(Component data from apps and pages)
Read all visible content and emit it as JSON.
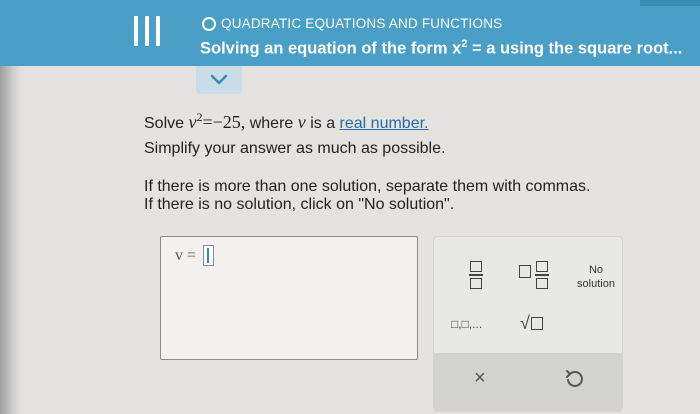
{
  "header": {
    "topic": "QUADRATIC EQUATIONS AND FUNCTIONS",
    "title_prefix": "Solving an equation of the form x",
    "title_exponent": "2",
    "title_suffix": " = a using the square root..."
  },
  "question": {
    "solve_word": "Solve ",
    "var": "v",
    "exponent": "2",
    "equation_rest": "=−25,",
    "where_text": " where ",
    "var2": "v",
    "is_a": " is a ",
    "link_text": "real number.",
    "simplify": "Simplify your answer as much as possible.",
    "instr1": "If there is more than one solution, separate them with commas.",
    "instr2": "If there is no solution, click on \"No solution\"."
  },
  "answer": {
    "label": "v ="
  },
  "tools": {
    "no_solution_line1": "No",
    "no_solution_line2": "solution",
    "list_label": "□,□,...",
    "sqrt_symbol": "√",
    "clear_symbol": "×"
  },
  "colors": {
    "header": "#4a9fc7",
    "link": "#2a6aa8",
    "cursor": "#3a7fd5"
  }
}
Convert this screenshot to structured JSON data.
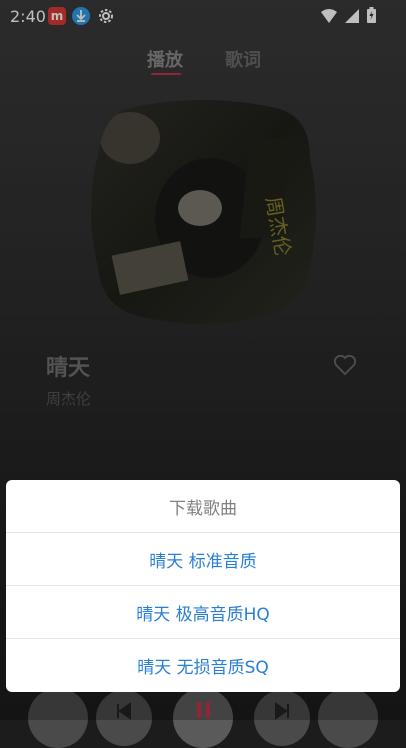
{
  "status_bar": {
    "time": "2:40",
    "icons": [
      "netease-music-icon",
      "download-icon",
      "settings-gear-icon",
      "wifi-icon",
      "signal-icon",
      "battery-icon"
    ]
  },
  "tabs": [
    {
      "label": "播放",
      "active": true
    },
    {
      "label": "歌词",
      "active": false
    }
  ],
  "song": {
    "title": "晴天",
    "artist": "周杰伦"
  },
  "download_sheet": {
    "title": "下载歌曲",
    "options": [
      {
        "label": "晴天 标准音质"
      },
      {
        "label": "晴天 极高音质HQ"
      },
      {
        "label": "晴天 无损音质SQ"
      }
    ]
  },
  "colors": {
    "accent": "#c9304a",
    "option_text": "#2a7fd4",
    "sheet_bg": "#ffffff"
  }
}
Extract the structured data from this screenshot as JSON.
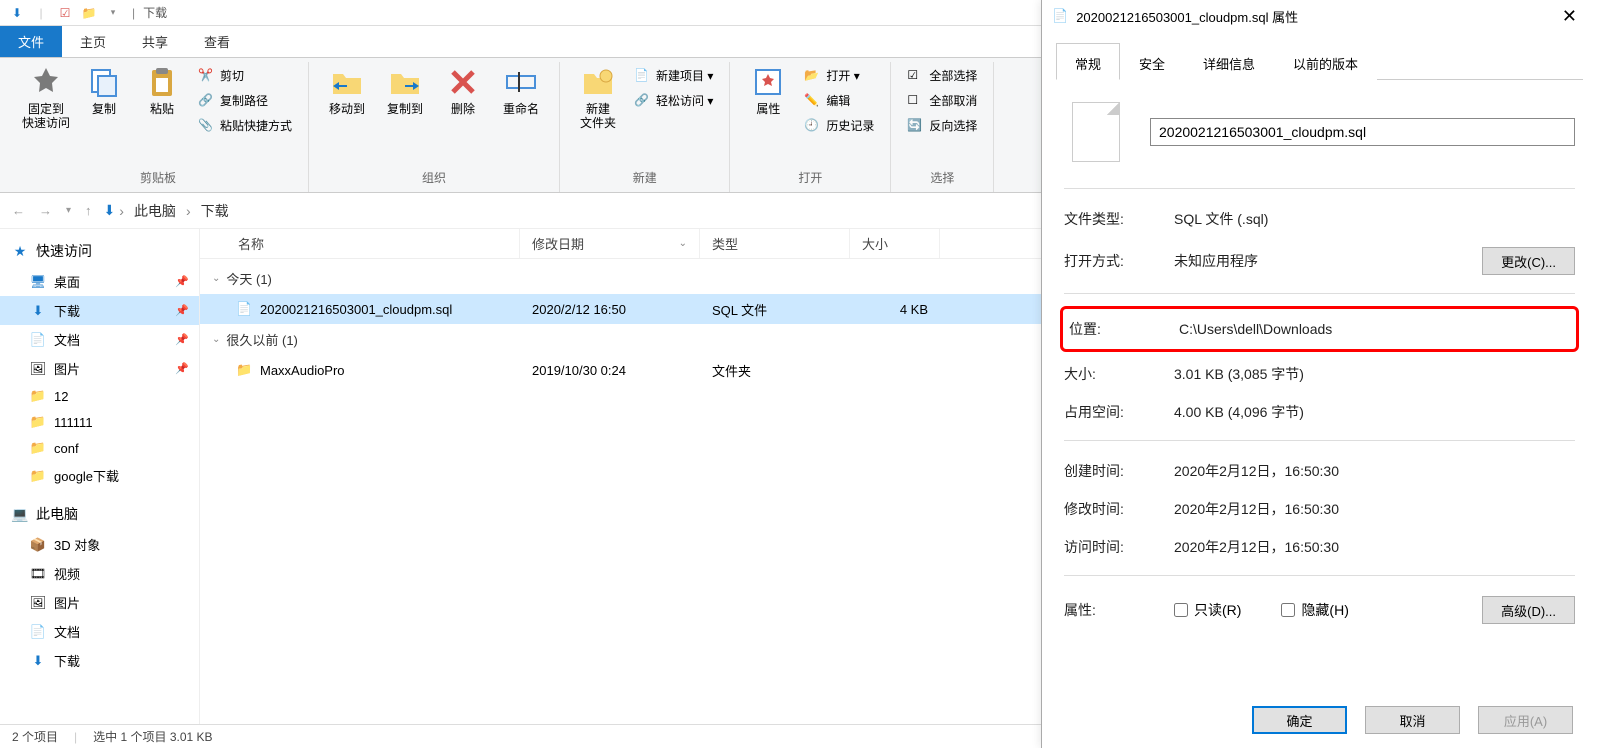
{
  "titlebar": {
    "title": "下载"
  },
  "tabs": {
    "file": "文件",
    "home": "主页",
    "share": "共享",
    "view": "查看"
  },
  "ribbon": {
    "clipboard": {
      "pin": "固定到\n快速访问",
      "copy": "复制",
      "paste": "粘贴",
      "cut": "剪切",
      "copypath": "复制路径",
      "pasteshort": "粘贴快捷方式",
      "group": "剪贴板"
    },
    "organize": {
      "moveto": "移动到",
      "copyto": "复制到",
      "delete": "删除",
      "rename": "重命名",
      "group": "组织"
    },
    "new_": {
      "newfolder": "新建\n文件夹",
      "newitem": "新建项目 ▾",
      "easyaccess": "轻松访问 ▾",
      "group": "新建"
    },
    "open": {
      "properties": "属性",
      "open_btn": "打开 ▾",
      "edit": "编辑",
      "history": "历史记录",
      "group": "打开"
    },
    "select": {
      "all": "全部选择",
      "none": "全部取消",
      "invert": "反向选择",
      "group": "选择"
    }
  },
  "breadcrumbs": {
    "thispc": "此电脑",
    "downloads": "下载"
  },
  "columns": {
    "name": "名称",
    "date": "修改日期",
    "type": "类型",
    "size": "大小"
  },
  "groups": {
    "today": {
      "label": "今天 (1)"
    },
    "longago": {
      "label": "很久以前 (1)"
    }
  },
  "files": [
    {
      "name": "2020021216503001_cloudpm.sql",
      "date": "2020/2/12 16:50",
      "type": "SQL 文件",
      "size": "4 KB"
    },
    {
      "name": "MaxxAudioPro",
      "date": "2019/10/30 0:24",
      "type": "文件夹",
      "size": ""
    }
  ],
  "sidebar": {
    "quick": "快速访问",
    "items1": [
      "桌面",
      "下载",
      "文档",
      "图片",
      "12",
      "111111",
      "conf",
      "google下载"
    ],
    "thispc": "此电脑",
    "items2": [
      "3D 对象",
      "视频",
      "图片",
      "文档",
      "下载"
    ]
  },
  "status": {
    "count": "2 个项目",
    "selected": "选中 1 个项目  3.01 KB"
  },
  "dialog": {
    "title": "2020021216503001_cloudpm.sql 属性",
    "tabs": {
      "general": "常规",
      "security": "安全",
      "details": "详细信息",
      "prev": "以前的版本"
    },
    "filename": "2020021216503001_cloudpm.sql",
    "rows": {
      "filetype_l": "文件类型:",
      "filetype_v": "SQL 文件 (.sql)",
      "opens_l": "打开方式:",
      "opens_v": "未知应用程序",
      "change_btn": "更改(C)...",
      "location_l": "位置:",
      "location_v": "C:\\Users\\dell\\Downloads",
      "size_l": "大小:",
      "size_v": "3.01 KB (3,085 字节)",
      "ondisk_l": "占用空间:",
      "ondisk_v": "4.00 KB (4,096 字节)",
      "created_l": "创建时间:",
      "created_v": "2020年2月12日，16:50:30",
      "modified_l": "修改时间:",
      "modified_v": "2020年2月12日，16:50:30",
      "accessed_l": "访问时间:",
      "accessed_v": "2020年2月12日，16:50:30",
      "attr_l": "属性:",
      "readonly": "只读(R)",
      "hidden": "隐藏(H)",
      "advanced": "高级(D)..."
    },
    "buttons": {
      "ok": "确定",
      "cancel": "取消",
      "apply": "应用(A)"
    }
  }
}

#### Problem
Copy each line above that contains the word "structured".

#### Completed task
Convert this screenshot to structured JSON data.
Extract the structured data from this screenshot as JSON.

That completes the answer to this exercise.